Mexico’s Public Finances are in Serious Trouble

Don’t say I didn’t warn you! In this space, we have insisted ad nauseam that the course of Mexico’s public finances is towards the abyss: it is not only a lie that the debt is not growing, or that the government has achieved multi-million dollar “savings” for the country. Quite the contrary.

President López Obrador has the largest public budget in history, and yes, it is in deficit. The spending is concentrated on pension payments, The President’s flagship projects such as the Tren Maya and the Dos Bocas refinery, debt repayment, and the “bailout” of Pemex.

The disaster is so evident that even the usually tardy and overly moderate sovereign risk rating agencies, research centers and various economic analysts have reinforced their warning about this very problem.

As you know, last week the Ministry of Finance presented the 2023 Economic Package, which contemplates a public expenditure of 8 trillion 299 thousand 647 million pesos, a real increase of 13 percent over the amount approved in the previous fiscal year.

The collateral problem is that the Bank of Mexico’s attempt to combat inflation by raising interest rates will continue to be insufficient to stop the fall in the purchasing power of Mexican families. There can be no end to rising prices if the government continues to spend money hand over fist!

Moody’s warned that the fiscal inheritance for the next administration will be complicated, due to the fact that President Andrés Manuel López Obrador has exhausted the government’s fiscal cushions. A fancy way of saying that they “ate” every last peso that was left over by the guardaditos (little guardians) from previous years.

One of the major concerns that the rating agency sees is that the global context is uncertain and the impact of inflation on interest rates and debt interest rates are risk factors for the sovereign rating.

“The fiscal room for maneuver that allowed the government to end the fiscal years with a fiscal deficit of three points of GDP is increasingly reduced, and has become a downside risk factor for the administration,” said Moody’s sovereign analyst for Mexico, Renzo Merino.

Merino also warned that the government’s projections are very optimistic and could affect Mexico’s credit rating in 2023 if the estimates are not met – and they will not be met because the country will not grow in a context in which the United States is heading towards a recession and the Federal Reserve is withdrawing liquidity from the economy at full speed!

Moody’s estimates that Mexico will grow close to 1 percent next year, and not the 3 percent proposed by the Treasury, which could complicate finances on the revenue side.

For its part, the Centro de Investigación Económica y Presupuestaria (CIEP) pointed out that the Treasury’s package is not responsible, balanced or realistic, so there is a risk of spending cuts and higher indebtedness, since pension payments and the financial cost of the debt alone represent 8.8 percent of the GDP and the entire income tax collection would not be enough to pay for this. 

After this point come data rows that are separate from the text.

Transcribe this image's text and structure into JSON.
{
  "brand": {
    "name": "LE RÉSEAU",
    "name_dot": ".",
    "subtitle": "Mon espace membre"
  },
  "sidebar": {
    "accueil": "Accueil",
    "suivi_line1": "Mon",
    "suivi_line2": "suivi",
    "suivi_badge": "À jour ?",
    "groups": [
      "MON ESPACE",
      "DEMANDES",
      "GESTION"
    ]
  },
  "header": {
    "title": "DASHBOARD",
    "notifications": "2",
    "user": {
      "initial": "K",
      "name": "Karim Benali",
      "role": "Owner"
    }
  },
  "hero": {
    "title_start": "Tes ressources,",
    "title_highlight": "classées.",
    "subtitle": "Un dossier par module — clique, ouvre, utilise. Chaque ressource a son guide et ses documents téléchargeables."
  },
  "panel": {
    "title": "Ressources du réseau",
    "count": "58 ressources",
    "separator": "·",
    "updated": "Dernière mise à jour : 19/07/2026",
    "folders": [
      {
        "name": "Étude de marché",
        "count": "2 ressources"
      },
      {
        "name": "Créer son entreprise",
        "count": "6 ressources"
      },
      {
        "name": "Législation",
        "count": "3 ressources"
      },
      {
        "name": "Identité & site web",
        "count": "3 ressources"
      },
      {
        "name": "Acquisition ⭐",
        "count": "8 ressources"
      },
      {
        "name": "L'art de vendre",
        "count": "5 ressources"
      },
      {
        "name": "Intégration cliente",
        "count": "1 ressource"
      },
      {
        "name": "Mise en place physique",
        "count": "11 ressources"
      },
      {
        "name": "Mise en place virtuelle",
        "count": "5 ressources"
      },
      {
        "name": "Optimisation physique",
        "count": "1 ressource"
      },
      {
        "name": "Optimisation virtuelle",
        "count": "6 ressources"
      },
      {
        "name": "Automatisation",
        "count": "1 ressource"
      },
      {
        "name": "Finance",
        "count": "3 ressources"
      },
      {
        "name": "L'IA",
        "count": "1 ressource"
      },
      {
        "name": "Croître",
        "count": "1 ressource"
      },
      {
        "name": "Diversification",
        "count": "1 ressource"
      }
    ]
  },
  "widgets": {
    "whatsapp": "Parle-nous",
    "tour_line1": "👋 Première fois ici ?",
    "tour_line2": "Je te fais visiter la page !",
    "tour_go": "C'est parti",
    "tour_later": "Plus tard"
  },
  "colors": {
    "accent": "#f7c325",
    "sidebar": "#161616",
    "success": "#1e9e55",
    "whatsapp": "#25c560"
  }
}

Another think tank that harshly criticized the allocation of public spending was the Center for Economic Studies of the Private Sector (CEESP), which added its concern about the sustainability of public finances for the coming year.

“Even with the expected strong increase in revenues, resources will not be enough to cover the growing needs of public spending, especially to maintain social programs in operation and the government’s flagship projects,” said the CEESP.

This list of research centers is joined by analysts from banks such as Citibanamex and Goldman Sachs – among others, but all agree that public finances are at risk of getting out of the government’s hands.

And rightly so! The Tren Maya will be granted almost double the budget in 2023, while the Dos Bocas refinery will be injected with almost 50 billion pesos more; and 40 percent more resources will be allocated to the purchase of sympathies – excuse me – “aid” for the elderly.

To put it in plain English and leave no room for doubt: Mexico is heading for a fiscal debacle not seen in 30 years, the peso is overvalued against the dollar and inflation will remain out of control for years if the government does not tie its hands on spending (and it will not do so in view of the 2023 and 2024 elections).

The time to get ready is now. It will not do to say later that “it could not have been known” ahead of time that this ship was going to sink.